§ Your assignment: The entries are to be given again in full. Every word must match.

****************************************

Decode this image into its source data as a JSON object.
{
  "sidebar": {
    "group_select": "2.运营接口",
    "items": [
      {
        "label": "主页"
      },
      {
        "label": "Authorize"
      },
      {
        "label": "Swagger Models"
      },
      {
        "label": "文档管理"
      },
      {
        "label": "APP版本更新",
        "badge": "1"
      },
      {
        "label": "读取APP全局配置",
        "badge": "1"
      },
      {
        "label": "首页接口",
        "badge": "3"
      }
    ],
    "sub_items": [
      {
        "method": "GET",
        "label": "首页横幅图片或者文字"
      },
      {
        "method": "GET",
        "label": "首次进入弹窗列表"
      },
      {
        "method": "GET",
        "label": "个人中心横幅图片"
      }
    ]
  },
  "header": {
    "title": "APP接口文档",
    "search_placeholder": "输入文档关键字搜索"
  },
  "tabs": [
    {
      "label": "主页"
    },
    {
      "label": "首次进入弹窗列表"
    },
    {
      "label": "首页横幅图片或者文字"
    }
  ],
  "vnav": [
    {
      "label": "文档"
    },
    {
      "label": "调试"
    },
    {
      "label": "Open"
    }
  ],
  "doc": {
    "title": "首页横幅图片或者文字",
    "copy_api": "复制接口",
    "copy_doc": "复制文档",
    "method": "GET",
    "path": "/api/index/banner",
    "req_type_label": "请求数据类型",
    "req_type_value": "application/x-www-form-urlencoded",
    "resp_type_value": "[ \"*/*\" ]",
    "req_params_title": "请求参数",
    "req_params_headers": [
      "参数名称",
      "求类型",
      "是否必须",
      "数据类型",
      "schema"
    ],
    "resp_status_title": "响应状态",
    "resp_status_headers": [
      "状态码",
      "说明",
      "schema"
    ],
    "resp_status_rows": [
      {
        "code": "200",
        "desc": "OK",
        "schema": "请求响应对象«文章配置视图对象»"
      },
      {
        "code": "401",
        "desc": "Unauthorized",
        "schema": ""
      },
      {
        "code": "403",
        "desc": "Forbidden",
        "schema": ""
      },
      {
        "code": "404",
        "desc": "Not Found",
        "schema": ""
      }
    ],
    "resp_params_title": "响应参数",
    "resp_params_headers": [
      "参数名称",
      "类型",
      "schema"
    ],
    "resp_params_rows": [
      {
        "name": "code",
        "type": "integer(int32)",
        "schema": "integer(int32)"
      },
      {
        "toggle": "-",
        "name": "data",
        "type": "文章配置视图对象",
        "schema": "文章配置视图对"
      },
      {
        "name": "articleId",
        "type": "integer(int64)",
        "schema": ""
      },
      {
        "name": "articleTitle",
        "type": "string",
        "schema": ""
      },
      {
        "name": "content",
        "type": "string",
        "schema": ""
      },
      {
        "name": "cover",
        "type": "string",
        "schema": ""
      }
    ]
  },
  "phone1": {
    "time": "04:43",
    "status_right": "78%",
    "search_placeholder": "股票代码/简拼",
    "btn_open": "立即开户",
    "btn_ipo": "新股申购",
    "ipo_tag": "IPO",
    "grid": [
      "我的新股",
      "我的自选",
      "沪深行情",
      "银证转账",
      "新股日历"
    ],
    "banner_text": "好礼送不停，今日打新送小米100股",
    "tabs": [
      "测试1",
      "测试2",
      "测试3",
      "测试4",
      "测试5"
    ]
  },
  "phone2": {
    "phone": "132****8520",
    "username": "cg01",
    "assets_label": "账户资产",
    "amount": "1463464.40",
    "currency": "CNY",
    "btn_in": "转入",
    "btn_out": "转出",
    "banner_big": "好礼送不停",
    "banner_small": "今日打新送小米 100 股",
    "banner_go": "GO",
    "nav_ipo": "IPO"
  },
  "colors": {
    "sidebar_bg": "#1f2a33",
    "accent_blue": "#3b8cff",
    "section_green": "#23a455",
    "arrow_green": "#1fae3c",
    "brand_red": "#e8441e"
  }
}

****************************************

§ Your response:
Decode this image into its source data as a JSON object.
{
  "sidebar": {
    "group_select": "2.运营接口",
    "items": [
      {
        "label": "主页"
      },
      {
        "label": "Authorize"
      },
      {
        "label": "Swagger Models"
      },
      {
        "label": "文档管理"
      },
      {
        "label": "APP版本更新",
        "badge": "1"
      },
      {
        "label": "读取APP全局配置",
        "badge": "1"
      },
      {
        "label": "首页接口",
        "badge": "3"
      }
    ],
    "sub_items": [
      {
        "method": "GET",
        "label": "首页横幅图片或者文字"
      },
      {
        "method": "GET",
        "label": "首次进入弹窗列表"
      },
      {
        "method": "GET",
        "label": "个人中心横幅图片"
      }
    ]
  },
  "header": {
    "title": "APP接口文档",
    "search_placeholder": "输入文档关键字搜索"
  },
  "tabs": [
    {
      "label": "主页"
    },
    {
      "label": "首次进入弹窗列表"
    },
    {
      "label": "首页横幅图片或者文字"
    }
  ],
  "vnav": [
    {
      "label": "文档"
    },
    {
      "label": "调试"
    },
    {
      "label": "Open"
    }
  ],
  "doc": {
    "title": "首页横幅图片或者文字",
    "copy_api": "复制接口",
    "copy_doc": "复制文档",
    "method": "GET",
    "path": "/api/index/banner",
    "req_type_label": "请求数据类型",
    "req_type_value": "application/x-www-form-urlencoded",
    "resp_type_value": "[ \"*/*\" ]",
    "req_params_title": "请求参数",
    "req_params_headers": [
      "参数名称",
      "求类型",
      "是否必须",
      "数据类型",
      "schema"
    ],
    "resp_status_title": "响应状态",
    "resp_status_headers": [
      "状态码",
      "说明",
      "schema"
    ],
    "resp_status_rows": [
      {
        "code": "200",
        "desc": "OK",
        "schema": "请求响应对象«文章配置视图对象»"
      },
      {
        "code": "401",
        "desc": "Unauthorized",
        "schema": ""
      },
      {
        "code": "403",
        "desc": "Forbidden",
        "schema": ""
      },
      {
        "code": "404",
        "desc": "Not Found",
        "schema": ""
      }
    ],
    "resp_params_title": "响应参数",
    "resp_params_headers": [
      "参数名称",
      "类型",
      "schema"
    ],
    "resp_params_rows": [
      {
        "name": "code",
        "type": "integer(int32)",
        "schema": "integer(int32)"
      },
      {
        "toggle": "-",
        "name": "data",
        "type": "文章配置视图对象",
        "schema": "文章配置视图对"
      },
      {
        "name": "articleId",
        "type": "integer(int64)",
        "schema": ""
      },
      {
        "name": "articleTitle",
        "type": "string",
        "schema": ""
      },
      {
        "name": "content",
        "type": "string",
        "schema": ""
      },
      {
        "name": "cover",
        "type": "string",
        "schema": ""
      }
    ]
  },
  "phone1": {
    "time": "04:43",
    "status_right": "78%",
    "search_placeholder": "股票代码/简拼",
    "btn_open": "立即开户",
    "btn_ipo": "新股申购",
    "ipo_tag": "IPO",
    "grid": [
      "我的新股",
      "我的自选",
      "沪深行情",
      "银证转账",
      "新股日历"
    ],
    "banner_text": "好礼送不停，今日打新送小米100股",
    "tabs": [
      "测试1",
      "测试2",
      "测试3",
      "测试4",
      "测试5"
    ]
  },
  "phone2": {
    "phone": "132****8520",
    "username": "cg01",
    "assets_label": "账户资产",
    "amount": "1463464.40",
    "currency": "CNY",
    "btn_in": "转入",
    "btn_out": "转出",
    "banner_big": "好礼送不停",
    "banner_small": "今日打新送小米 100 股",
    "banner_go": "GO",
    "nav_ipo": "IPO"
  },
  "colors": {
    "sidebar_bg": "#1f2a33",
    "accent_blue": "#3b8cff",
    "section_green": "#23a455",
    "arrow_green": "#1fae3c",
    "brand_red": "#e8441e"
  }
}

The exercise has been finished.